When the lodge is quiet, the rangers will often go out into the bush by themselves or with a couple of colleagues to work on their tracking, birding, or simply to be out in nature.
It can be almost spiritual to find a quiet spot and just… be…
One morning, I went out alone to go see what was happening in the northern parts of Londolozi, especially as the Sand River was due to rise because of the anticipated heavy rains from Cyclone Eloise. I set out with no real intention of looking for anything specific.
While driving along a grassy crest I noticed a lone elephant bull feeding in the distance.
I had been about to turn at the next fork but I stopped and thought of how I have always wanted a landscape photo with a big elephant in it to create an extra emphasis on scale.
I turned back and headed to the bull, positioned the vehicle and sat with him for a bit while he carefully picked up Marula fruits one at a time with his trunk. A Fork-tailed drongo fluttered from a tree branch and swooped down next to the elephant as he flushed out insects while moving through the grass. The clouds were a dramatic grey and blue which contrasted with the green grass, creating the perfect canvas. I took in all my surroundings, appreciating the fact that I can just sit alone with this enormous animal that was at peace with my presence, and carried on with his role of eating and providing food for the smaller animals (in this case the Fork-tailed drongo).
Each were performing their role in the ecosystem, right in front of my eyes.
Finally, picking up my camera with a smile, I attempted to capture this scene that I had envisioned when I had initially headed towards him.
What happened next was a great surprise for me. He lifted up his head as if to warn me that I was too close or to signal to me that I should move off, but instead of following through with a head shake (often another warning sign to give them space), he reached his trunk up to a high Marula branch to get to those fruits that hadn’t fallen down just yet; they were just too high and he had to go almost right onto his back legs in order to get his trunk higher.
I have always been envious of people witnessing the elephants lifting on their back legs to reach for the pods of the Albida tree in Mana Pools. This bull didn’t quite get to that level to grab the Marula fruits, but it was still worth that u-turn for me, because it was still spectacular to see his efforts.

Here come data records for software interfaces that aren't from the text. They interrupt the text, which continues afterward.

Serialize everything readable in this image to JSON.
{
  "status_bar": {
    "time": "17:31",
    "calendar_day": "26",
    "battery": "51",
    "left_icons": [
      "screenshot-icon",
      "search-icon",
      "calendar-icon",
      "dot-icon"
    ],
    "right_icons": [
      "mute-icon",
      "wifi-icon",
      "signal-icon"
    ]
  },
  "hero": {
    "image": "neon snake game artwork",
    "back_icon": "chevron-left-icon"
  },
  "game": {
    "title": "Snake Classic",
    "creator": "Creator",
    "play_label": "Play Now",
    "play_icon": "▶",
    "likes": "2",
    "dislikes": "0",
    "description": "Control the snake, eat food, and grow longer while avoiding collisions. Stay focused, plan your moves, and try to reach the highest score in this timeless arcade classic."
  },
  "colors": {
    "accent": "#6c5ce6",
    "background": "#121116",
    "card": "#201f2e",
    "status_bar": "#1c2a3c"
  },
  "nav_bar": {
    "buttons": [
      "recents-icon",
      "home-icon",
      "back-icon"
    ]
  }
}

Gentle sun rays started to shine through the clouds as I snapped a few last shots of him; it seemed like it was the last rays of sunshine we were getting before the rain washed the landscape.
I guess if there is any message to this other then that it was a unique sighting, it’s that the simple beauty is often overlooked as we rush through life; take that road you want to even if it was not planned.
You never know what unexpected journey you might find yourself on…